Task objective ->
What is needed is a copy of each line in the listing below that contains "JSON".

--- Information given ---

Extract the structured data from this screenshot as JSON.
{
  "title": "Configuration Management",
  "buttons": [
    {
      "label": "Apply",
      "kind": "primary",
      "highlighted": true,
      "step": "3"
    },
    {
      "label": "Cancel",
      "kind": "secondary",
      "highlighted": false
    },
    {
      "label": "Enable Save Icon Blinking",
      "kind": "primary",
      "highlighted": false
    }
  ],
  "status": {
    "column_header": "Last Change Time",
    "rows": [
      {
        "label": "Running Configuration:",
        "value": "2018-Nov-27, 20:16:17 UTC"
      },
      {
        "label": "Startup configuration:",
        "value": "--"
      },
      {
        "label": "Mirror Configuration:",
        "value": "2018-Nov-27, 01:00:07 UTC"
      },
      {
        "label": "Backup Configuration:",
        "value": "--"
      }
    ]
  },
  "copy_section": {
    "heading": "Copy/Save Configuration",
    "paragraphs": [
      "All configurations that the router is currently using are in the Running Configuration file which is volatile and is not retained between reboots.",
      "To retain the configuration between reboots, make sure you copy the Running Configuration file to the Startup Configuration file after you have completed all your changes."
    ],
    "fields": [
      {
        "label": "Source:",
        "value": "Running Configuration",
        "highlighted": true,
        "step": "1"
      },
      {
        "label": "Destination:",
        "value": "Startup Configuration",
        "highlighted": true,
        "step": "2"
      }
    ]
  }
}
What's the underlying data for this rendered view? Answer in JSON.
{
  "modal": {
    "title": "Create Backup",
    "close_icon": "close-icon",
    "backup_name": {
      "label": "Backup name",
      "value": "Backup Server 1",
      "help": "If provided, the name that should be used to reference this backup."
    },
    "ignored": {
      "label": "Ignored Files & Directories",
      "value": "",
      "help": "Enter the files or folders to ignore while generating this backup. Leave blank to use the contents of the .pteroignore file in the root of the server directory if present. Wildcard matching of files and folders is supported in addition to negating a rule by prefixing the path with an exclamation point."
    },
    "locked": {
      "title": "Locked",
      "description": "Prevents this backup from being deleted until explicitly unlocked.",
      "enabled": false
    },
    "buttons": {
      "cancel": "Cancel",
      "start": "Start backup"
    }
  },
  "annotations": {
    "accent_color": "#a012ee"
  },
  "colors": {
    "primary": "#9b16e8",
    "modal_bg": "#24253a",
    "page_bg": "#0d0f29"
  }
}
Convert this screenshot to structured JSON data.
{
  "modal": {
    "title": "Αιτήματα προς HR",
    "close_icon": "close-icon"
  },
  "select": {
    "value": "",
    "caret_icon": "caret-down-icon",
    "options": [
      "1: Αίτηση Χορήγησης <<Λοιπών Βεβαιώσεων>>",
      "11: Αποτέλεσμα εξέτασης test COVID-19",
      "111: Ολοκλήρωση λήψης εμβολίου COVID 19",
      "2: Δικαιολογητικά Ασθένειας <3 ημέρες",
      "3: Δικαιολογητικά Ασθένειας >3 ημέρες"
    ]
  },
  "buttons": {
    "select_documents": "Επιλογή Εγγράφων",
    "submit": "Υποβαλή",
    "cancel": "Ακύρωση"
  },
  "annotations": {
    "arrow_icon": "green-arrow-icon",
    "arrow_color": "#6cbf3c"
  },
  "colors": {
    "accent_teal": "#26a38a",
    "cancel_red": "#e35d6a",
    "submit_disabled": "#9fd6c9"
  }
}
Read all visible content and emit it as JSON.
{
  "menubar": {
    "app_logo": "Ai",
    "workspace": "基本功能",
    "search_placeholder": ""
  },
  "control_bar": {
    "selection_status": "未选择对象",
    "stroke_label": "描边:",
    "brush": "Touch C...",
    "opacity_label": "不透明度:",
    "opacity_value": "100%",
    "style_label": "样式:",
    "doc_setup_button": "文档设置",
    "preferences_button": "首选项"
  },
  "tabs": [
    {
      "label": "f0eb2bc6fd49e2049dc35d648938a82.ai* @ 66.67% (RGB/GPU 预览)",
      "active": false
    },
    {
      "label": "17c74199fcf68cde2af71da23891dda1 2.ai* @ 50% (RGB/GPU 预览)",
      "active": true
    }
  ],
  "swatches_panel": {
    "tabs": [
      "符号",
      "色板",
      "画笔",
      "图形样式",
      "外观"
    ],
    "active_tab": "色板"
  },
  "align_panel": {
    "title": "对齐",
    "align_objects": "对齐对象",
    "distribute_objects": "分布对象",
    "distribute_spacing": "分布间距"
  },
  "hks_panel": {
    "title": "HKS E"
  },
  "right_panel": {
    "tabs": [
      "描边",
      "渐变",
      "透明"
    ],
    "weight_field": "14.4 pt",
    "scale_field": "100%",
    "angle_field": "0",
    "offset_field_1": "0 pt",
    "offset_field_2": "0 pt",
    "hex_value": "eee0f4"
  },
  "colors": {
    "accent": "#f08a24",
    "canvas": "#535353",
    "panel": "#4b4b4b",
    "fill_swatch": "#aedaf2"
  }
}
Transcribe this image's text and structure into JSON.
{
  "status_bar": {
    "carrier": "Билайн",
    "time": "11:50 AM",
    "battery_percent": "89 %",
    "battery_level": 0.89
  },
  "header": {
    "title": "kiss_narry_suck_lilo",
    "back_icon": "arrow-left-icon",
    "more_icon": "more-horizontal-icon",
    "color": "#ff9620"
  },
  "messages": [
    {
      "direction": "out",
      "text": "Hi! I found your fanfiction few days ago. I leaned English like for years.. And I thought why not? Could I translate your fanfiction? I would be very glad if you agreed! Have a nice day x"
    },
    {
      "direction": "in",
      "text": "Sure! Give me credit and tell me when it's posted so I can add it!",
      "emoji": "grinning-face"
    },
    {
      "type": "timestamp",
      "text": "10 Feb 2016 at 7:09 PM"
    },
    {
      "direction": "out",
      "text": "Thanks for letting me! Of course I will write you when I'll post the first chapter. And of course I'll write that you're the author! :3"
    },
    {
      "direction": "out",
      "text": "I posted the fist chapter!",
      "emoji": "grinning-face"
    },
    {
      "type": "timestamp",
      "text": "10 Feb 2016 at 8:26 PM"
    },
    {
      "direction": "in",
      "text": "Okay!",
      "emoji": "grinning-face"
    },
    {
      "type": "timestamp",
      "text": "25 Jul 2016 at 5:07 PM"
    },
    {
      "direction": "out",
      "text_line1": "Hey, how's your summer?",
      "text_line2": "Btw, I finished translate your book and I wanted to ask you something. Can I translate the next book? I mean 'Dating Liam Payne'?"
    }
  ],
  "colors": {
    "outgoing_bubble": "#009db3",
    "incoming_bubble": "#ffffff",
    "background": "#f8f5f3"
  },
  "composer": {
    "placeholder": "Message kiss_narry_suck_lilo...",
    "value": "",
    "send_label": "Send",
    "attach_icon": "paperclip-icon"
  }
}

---

Solution for this task ->
Extract the structured data from this screenshot as JSON.
What's the underlying data for this rendered view? Answer in JSON.
Convert this screenshot to structured JSON data.
Read all visible content and emit it as JSON.
Transcribe this image's text and structure into JSON.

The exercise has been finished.